No ethical approval was required for this study.
Sources of funding
M.S.H. was involved in manuscript writing and data collection. A.T.M. was involved in data analysis and study design/conception. S.N. was involved in supervision and critical review of manuscript.
Conflicts of interest disclosure
The authors declare that they have no financial conflict of interest with regard to the content of this report.
Research registration unique identifying number (UIN)
Azeem Tariq Malik.
The authors would like to acknowledge Saman Tariq Malik, BA (Hons), who is currently a Rhodes Scholar pursuing an MPhil Degree in South Asian Literature at the University of Oxford, for her help in grammatical proof-reading of the manuscript.
1. Sissons HA. The WHO classification of bone tumors. Recent Results Cancer Res 1976;54:104–8.
2. Damron TA, Ward WG, Stewart A. Osteosarcoma
, chondrosarcoma, and Ewing’s sarcoma: National Cancer Data Base Report. Clin Orthop Relat Res 2007;459:40–7.
3. Mirabello L, Troisi RJ, Savage SA. Osteosarcoma
incidence and survival rates from 1973 to 2004: data from the Surveillance, Epidemiology, and End Results Program. Cancer 2009;115:1531–43.
4. Ahmad SS, Evangelopoulos DS, Abbasian M, et al. The hundred most-cited publications in orthopaedic knee research. J Bone Joint Surg Am 2014;96:e190.
5. Lee S, Shin J, Haro M, et al. Fifty most cited articles for femoroacetabular impingement and hip arthroscopy. Front Surg 2015;2:41.
6. Murray MR, Wang T, Schroeder GD, et al. The 100 most cited spine articles. Eur Spine J 2012;21:2059–69.
7. Nayar SK, Dein EJ, Spiker AM, et al. The top 100
cited articles in clinical orthopedic sports medicine. Am J Orthop 2015;44:E252–61.
8. Li Q, Jiang Y. Top classic citations in pancreatic cancer research. World J Surg Oncol 2016;14:298.
9. Uysal E. Top 100
cited classic articles in breast cancer research. Eur J Breast Health 2017;13:129–37.
10. Tas F. An analysis of the most-cited research papers on oncology: which journals have they been published in? Tumour Biol 2014;35:4645–9.
11. Luetke A, Meyers PA, Lewis I, et al. Osteosarcoma
treatment - where do we stand? A state of the art review. Cancer Treat Rev 2014;40:523–32.
12. Bielack SS, Kempf-Bielack B, Delling G, et al. Prognostic factors in high-grade osteosarcoma
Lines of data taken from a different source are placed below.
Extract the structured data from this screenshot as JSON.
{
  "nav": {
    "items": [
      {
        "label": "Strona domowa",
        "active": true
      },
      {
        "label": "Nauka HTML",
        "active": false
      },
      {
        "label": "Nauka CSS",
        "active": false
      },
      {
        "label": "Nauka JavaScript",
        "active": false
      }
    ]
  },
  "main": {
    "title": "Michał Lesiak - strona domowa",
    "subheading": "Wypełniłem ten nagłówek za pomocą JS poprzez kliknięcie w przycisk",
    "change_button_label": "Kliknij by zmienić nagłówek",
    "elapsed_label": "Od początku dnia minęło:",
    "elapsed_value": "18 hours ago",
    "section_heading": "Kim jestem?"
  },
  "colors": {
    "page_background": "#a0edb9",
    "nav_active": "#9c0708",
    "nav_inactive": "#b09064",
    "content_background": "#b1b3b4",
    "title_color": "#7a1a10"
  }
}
of the extremities or trunk: an analysis of 1,702 patients treated on neoadjuvant cooperative osteosarcoma
study group protocols. J Clin Oncol 2002;20:776–90.
13. Ottaviani G, Jaffe N. The epidemiology of osteosarcoma
. Cancer Treat Res 2009;152:3–13.
14. Friend SH, Bernards R, Rogelj S, et al. A human DNA segment with properties of the gene that predisposes to retinoblastoma and osteosarcoma
. Nature 1986;323:643–66.
15. Komm BS, Terpening CM, Benz DJ, et al. Estrogen binding, receptor mRNA, and biologic response in osteoblast-like osteosarcoma
cells. Science 1988;241:81–4.